An interview some years back with a leading CEO, hugely protected by his PR... all questions vetted beforehand and an absolute veto on me adding any. End of the interview, all questions answered, boring, lacking in integrity, rehearsed, I chanced my luck and added one. PR jumps out of his chair.... "Fiona, I said no additional questions." CEO says, "actually, I'd like to answer that one." End cut - the final answer is the only one that makes it... the only true, impassioned answer. To top it, the CEO enjoys it so much he asks for an out take to be filmed, a ridiculous answer to the question and what a joy!
2. Don't go over the interview before the interview.... In my years of waiting for a camera crew to set up (often half an hour or more) I'd be sitting with the interviewee. First question always - "so what are you going to ask me?" My tactic - divert, divert, divert. Let's talk about the weather, or your children or your dogs. If not, the interview is done, the spontaneity is lost, the questions have been answered before 'record' is pressed and you'll have a whole lot of "as I said before's" peppering your actual interview.
3. Ask open questions. "Did you enjoy my talk today?".... "Yes". Perfectly appropriate answer. Alternatively..."What was the best piece of advice you drew from my talk today?" I needn't say more - you get my point?

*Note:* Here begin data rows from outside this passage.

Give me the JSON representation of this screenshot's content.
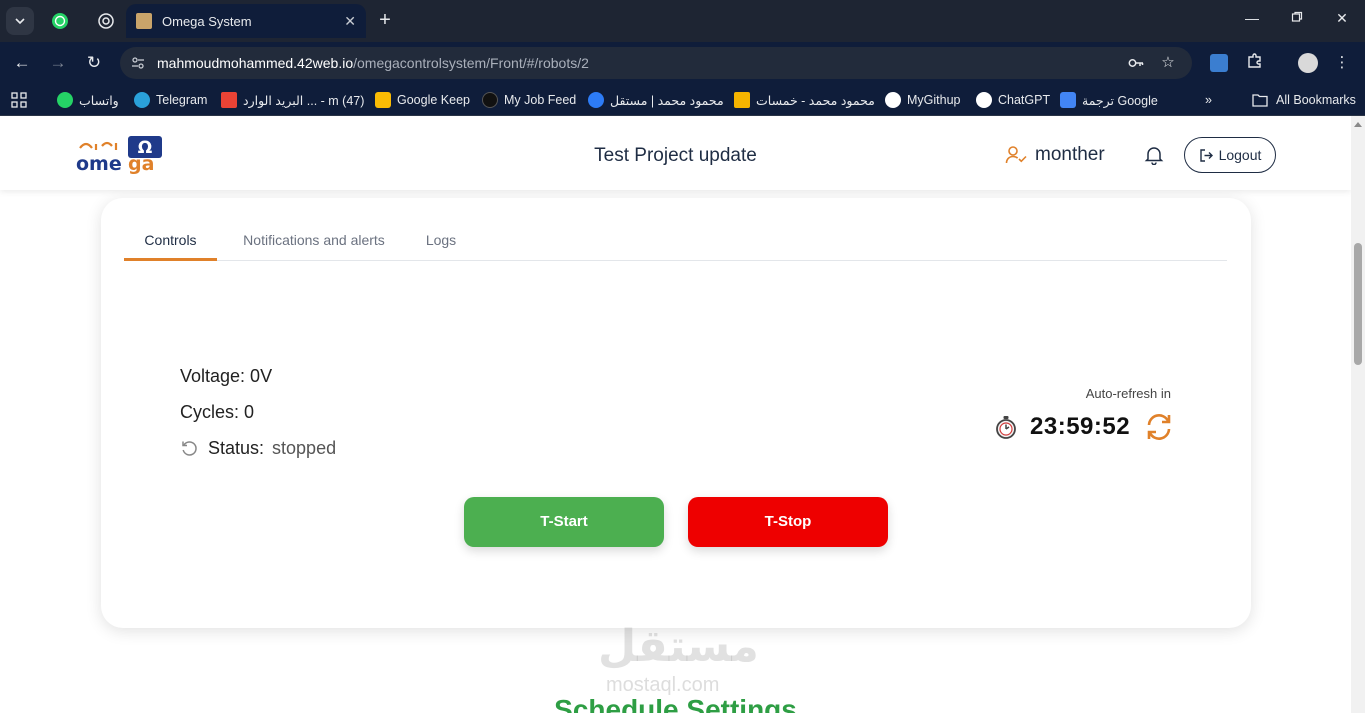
{
  "browser": {
    "tab_title": "Omega System",
    "url_host": "mahmoudmohammed.42web.io",
    "url_path": "/omegacontrolsystem/Front/#/robots/2",
    "bookmarks": [
      {
        "label": "واتساب",
        "icon": "whatsapp-icon",
        "color": "#25d366"
      },
      {
        "label": "Telegram",
        "icon": "telegram-icon",
        "color": "#2aa1da"
      },
      {
        "label": "البريد الوارد ... - m (47)",
        "icon": "gmail-icon",
        "color": "#ea4335"
      },
      {
        "label": "Google Keep",
        "icon": "keep-icon",
        "color": "#fbbc04"
      },
      {
        "label": "My Job Feed",
        "icon": "upwork-icon",
        "color": "#111111"
      },
      {
        "label": "محمود محمد | مستقل",
        "icon": "mostaql-icon",
        "color": "#2d7cf6"
      },
      {
        "label": "محمود محمد - خمسات",
        "icon": "khamsat-icon",
        "color": "#f5b400"
      },
      {
        "label": "MyGithup",
        "icon": "github-icon",
        "color": "#ffffff"
      },
      {
        "label": "ChatGPT",
        "icon": "chatgpt-icon",
        "color": "#ffffff"
      },
      {
        "label": "ترجمة Google",
        "icon": "translate-icon",
        "color": "#4285f4"
      }
    ],
    "all_bookmarks": "All Bookmarks"
  },
  "header": {
    "project_title": "Test Project update",
    "user_name": "monther",
    "logout_label": "Logout"
  },
  "tabs": [
    {
      "label": "Controls",
      "active": true
    },
    {
      "label": "Notifications and alerts",
      "active": false
    },
    {
      "label": "Logs",
      "active": false
    }
  ],
  "controls": {
    "voltage_label": "Voltage: 0V",
    "cycles_label": "Cycles: 0",
    "status_label": "Status:",
    "status_value": "stopped",
    "autorefresh_label": "Auto-refresh in",
    "timer": "23:59:52",
    "start_label": "T-Start",
    "stop_label": "T-Stop"
  },
  "section_title": "Schedule Settings",
  "watermark": "مستقل",
  "watermark_url": "mostaql.com",
  "colors": {
    "accent": "#e0812a",
    "start": "#4caf50",
    "stop": "#ee0000",
    "section": "#2e9e44"
  }
}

I would go on but it might take a while. I guess I just want to make a point. Intervie